I decided not to register, and the library’s policy bothered me greatly for the following reasons:

  • They shouldn’t trust the provided information, as they have no way to verify it, so it’s useless for them and a danger for the users which are left in a very weak position with regards to the control of their personal information from then on. What will they do with that information? What will they do in the future once they have it?. It’s proven that personal information databases are not secure, and I’d suspect a library is not in the safest side here.
  • The solicited information is not needed to fulfill their (implicit) purposes of controlling the use of their reproduction of Leonardo’s work. If they’re worried about how their reproductions are used they simply have to use existing copyright laws. A registration and an agreement like this is just a barrier to the use of information and, as stated, a huge danger for users. Furthermore, all information can be easily forged.
  • I find terribly contradictory with a library’s goals trying to avoid the use of their material by users. Leonardo’s work copyright has expired some centuries ago (EU law) but the library looks very concerned about the copyrights they hold on their reproductions of this work. It’s indeed questionable how protecting this reproductions may help the progress and spread of culture even when, in most cases, that work has been done with public funds.

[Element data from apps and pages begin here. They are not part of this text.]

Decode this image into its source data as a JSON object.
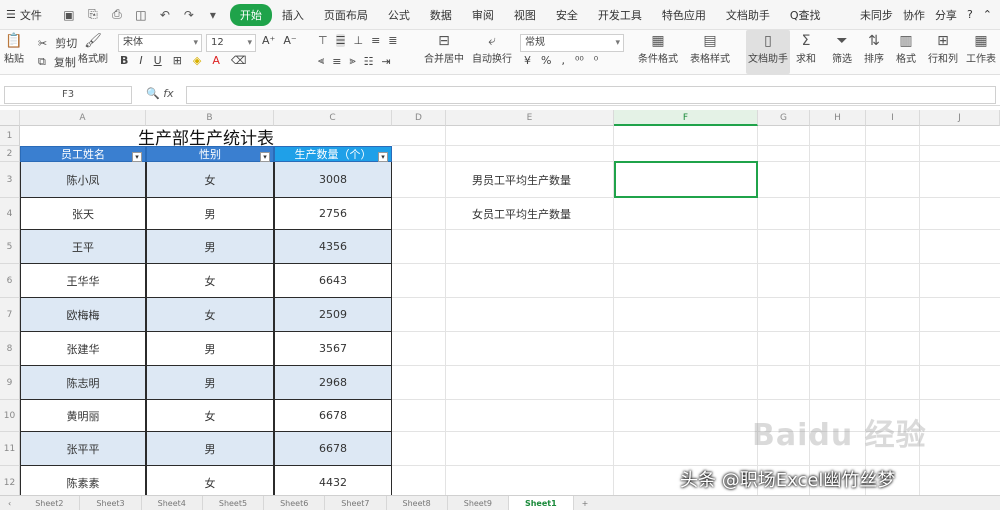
{
  "menu": {
    "file": "文件",
    "tabs": [
      {
        "label": "开始",
        "active": true
      },
      {
        "label": "插入"
      },
      {
        "label": "页面布局"
      },
      {
        "label": "公式"
      },
      {
        "label": "数据"
      },
      {
        "label": "审阅"
      },
      {
        "label": "视图"
      },
      {
        "label": "安全"
      },
      {
        "label": "开发工具"
      },
      {
        "label": "特色应用"
      },
      {
        "label": "文档助手"
      },
      {
        "label": "Q查找"
      }
    ],
    "right": [
      "未同步",
      "协作",
      "分享"
    ]
  },
  "ribbon": {
    "paste": "粘贴",
    "cut": "剪切",
    "copy": "复制",
    "format_painter": "格式刷",
    "font_name": "宋体",
    "font_size": "12",
    "merge": "合并居中",
    "wrap": "自动换行",
    "number_format": "常规",
    "cond_format": "条件格式",
    "table_style": "表格样式",
    "doc_assist": "文档助手",
    "sum": "求和",
    "filter": "筛选",
    "sort": "排序",
    "fmt": "格式",
    "rowcol": "行和列",
    "worksheet": "工作表"
  },
  "formula_bar": {
    "cell_ref": "F3",
    "fx": "fx",
    "value": ""
  },
  "columns": [
    "A",
    "B",
    "C",
    "D",
    "E",
    "F",
    "G",
    "H",
    "I",
    "J"
  ],
  "rows": [
    "1",
    "2",
    "3",
    "4",
    "5",
    "6",
    "7",
    "8",
    "9",
    "10",
    "11",
    "12"
  ],
  "sheet_title": "生产部生产统计表",
  "table": {
    "headers": [
      "员工姓名",
      "性别",
      "生产数量（个）"
    ],
    "rows": [
      [
        "陈小凤",
        "女",
        "3008"
      ],
      [
        "张天",
        "男",
        "2756"
      ],
      [
        "王平",
        "男",
        "4356"
      ],
      [
        "王华华",
        "女",
        "6643"
      ],
      [
        "欧梅梅",
        "女",
        "2509"
      ],
      [
        "张建华",
        "男",
        "3567"
      ],
      [
        "陈志明",
        "男",
        "2968"
      ],
      [
        "黄明丽",
        "女",
        "6678"
      ],
      [
        "张平平",
        "男",
        "6678"
      ],
      [
        "陈素素",
        "女",
        "4432"
      ]
    ]
  },
  "labels": {
    "male_avg": "男员工平均生产数量",
    "female_avg": "女员工平均生产数量"
  },
  "sheet_tabs": [
    "Sheet2",
    "Sheet3",
    "Sheet4",
    "Sheet5",
    "Sheet6",
    "Sheet7",
    "Sheet8",
    "Sheet9"
  ],
  "active_sheet": "Sheet1",
  "add_sheet": "+",
  "watermark": {
    "baidu": "Baidu 经验",
    "credit": "头条 @职场Excel幽竹丝梦"
  },
  "colors": {
    "accent": "#1fa34a",
    "header_blue": "#3a7fd0",
    "band": "#dde8f4"
  }
}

If we keep progressing like this maybe we’ll have to pay in the future for each picture we see in a museum, as we do now in the EU for each book we take in a public library. We already cannot photograph pictures (even without using the flash that would harm them) in museums or concerts and almost always a permission is due to draw there. I’d bet that remembering is some sort of copyright sin following this crazy logic.

Contrast this with how the Gutenberg Project understands how culture must be preserved and promoted.

I couldn’t but write a mail to the library’s director:

Congratulations and thank you very much for the e-Leo project. Putting all this knowledge
in the hands of people can only be a good thing for education.

I only have a complaint about it, and is the need of registration to be able to enter the site.
In my humble opinion, it's just an annoyance that doesn't get you any relevant information 
(you can only check for a valid e-mail address, that can be fooled), but is a mayor nuisance
for users. Many probably won't enter the site as they have to pass through a registration and
give, one more time, personal information.

Is there any reason why this can't be more open? Let's hope the fear of being in the open
progressively vanishes...

Regards, and congratulations again.

Rafael Villar Burke